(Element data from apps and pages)
══════════════════════════════

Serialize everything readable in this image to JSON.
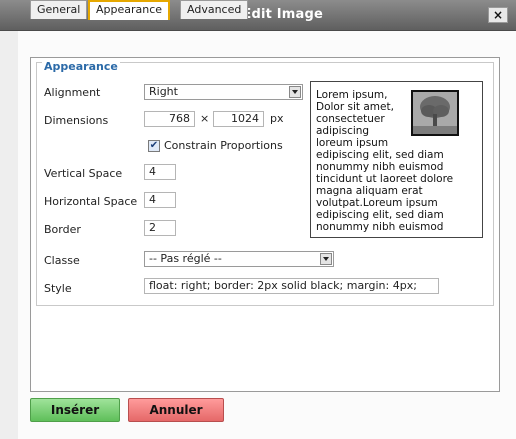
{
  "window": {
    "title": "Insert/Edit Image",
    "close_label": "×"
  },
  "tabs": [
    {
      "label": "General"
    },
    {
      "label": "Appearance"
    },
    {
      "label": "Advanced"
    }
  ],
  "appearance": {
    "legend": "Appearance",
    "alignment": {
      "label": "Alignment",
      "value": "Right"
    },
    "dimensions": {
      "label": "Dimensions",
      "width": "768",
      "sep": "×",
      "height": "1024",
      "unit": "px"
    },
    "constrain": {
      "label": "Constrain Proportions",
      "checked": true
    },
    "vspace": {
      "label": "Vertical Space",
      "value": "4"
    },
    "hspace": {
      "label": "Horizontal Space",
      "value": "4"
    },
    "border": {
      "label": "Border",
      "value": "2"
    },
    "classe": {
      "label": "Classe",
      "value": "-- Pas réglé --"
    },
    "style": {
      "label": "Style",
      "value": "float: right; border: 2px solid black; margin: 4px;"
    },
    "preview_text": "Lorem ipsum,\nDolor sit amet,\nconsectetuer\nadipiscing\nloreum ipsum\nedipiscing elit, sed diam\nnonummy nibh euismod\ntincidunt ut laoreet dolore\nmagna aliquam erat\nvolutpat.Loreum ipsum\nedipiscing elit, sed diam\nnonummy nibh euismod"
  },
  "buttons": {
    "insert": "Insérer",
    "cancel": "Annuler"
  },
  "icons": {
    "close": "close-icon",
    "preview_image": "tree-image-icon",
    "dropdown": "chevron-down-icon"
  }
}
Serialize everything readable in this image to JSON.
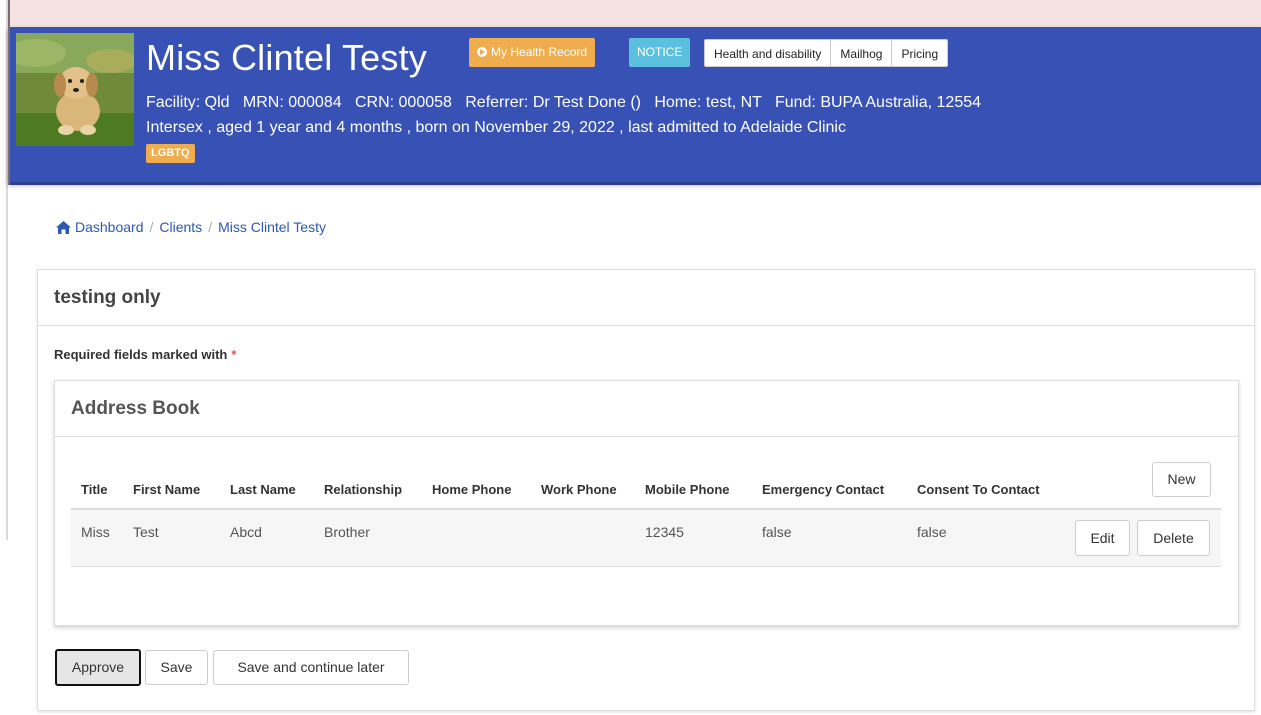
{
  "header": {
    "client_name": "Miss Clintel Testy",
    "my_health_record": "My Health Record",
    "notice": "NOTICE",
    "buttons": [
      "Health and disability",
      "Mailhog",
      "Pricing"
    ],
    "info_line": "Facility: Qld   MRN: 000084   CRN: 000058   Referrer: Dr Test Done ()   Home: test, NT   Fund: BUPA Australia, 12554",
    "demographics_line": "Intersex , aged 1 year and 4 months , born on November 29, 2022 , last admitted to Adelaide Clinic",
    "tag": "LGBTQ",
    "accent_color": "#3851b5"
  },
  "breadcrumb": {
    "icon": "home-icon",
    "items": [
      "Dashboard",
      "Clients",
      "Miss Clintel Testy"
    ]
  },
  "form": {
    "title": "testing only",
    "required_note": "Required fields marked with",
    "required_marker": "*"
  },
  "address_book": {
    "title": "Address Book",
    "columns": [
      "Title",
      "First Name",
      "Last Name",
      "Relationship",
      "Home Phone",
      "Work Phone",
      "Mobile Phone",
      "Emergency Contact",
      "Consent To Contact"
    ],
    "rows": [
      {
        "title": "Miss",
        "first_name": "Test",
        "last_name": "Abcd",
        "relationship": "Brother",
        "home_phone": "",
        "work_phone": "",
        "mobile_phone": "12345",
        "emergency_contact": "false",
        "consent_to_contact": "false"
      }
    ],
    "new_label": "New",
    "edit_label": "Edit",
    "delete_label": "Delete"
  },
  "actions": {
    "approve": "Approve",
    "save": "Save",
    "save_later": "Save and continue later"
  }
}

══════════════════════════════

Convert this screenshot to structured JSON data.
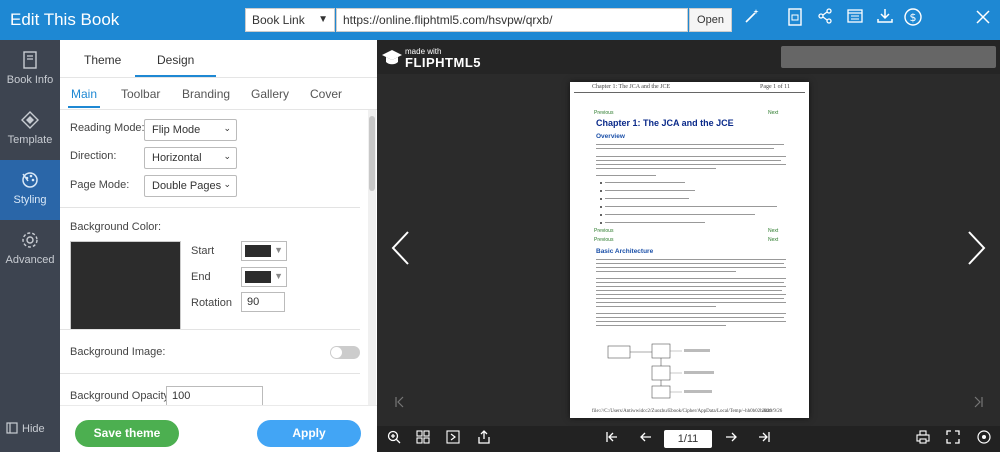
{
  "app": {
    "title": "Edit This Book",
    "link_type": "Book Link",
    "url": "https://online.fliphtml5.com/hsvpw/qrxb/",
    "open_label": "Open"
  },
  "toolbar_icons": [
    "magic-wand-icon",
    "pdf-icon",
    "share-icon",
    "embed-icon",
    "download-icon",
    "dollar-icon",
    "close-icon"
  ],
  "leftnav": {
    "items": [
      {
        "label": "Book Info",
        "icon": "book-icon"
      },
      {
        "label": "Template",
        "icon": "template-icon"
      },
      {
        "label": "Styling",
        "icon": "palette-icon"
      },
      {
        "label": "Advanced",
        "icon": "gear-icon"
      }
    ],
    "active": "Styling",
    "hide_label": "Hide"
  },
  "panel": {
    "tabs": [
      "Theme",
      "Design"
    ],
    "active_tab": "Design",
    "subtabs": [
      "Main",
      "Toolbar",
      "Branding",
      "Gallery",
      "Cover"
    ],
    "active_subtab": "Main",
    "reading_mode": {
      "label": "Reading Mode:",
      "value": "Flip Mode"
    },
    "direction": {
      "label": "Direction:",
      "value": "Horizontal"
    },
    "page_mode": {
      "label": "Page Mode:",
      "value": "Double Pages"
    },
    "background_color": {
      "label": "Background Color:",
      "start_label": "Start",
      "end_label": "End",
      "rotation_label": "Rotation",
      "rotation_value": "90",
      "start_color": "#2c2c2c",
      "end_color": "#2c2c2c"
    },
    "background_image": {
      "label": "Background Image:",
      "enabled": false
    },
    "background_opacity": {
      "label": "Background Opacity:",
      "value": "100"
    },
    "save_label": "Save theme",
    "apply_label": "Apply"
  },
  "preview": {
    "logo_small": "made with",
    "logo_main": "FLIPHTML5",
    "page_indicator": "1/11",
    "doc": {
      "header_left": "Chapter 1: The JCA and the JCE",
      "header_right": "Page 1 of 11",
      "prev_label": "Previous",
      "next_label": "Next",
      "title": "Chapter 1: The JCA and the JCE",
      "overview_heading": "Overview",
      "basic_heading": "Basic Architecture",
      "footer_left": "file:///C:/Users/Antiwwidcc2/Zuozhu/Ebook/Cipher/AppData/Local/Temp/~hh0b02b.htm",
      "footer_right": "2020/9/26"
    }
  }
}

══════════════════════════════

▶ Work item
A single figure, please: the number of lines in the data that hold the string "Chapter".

▶ Answer space
2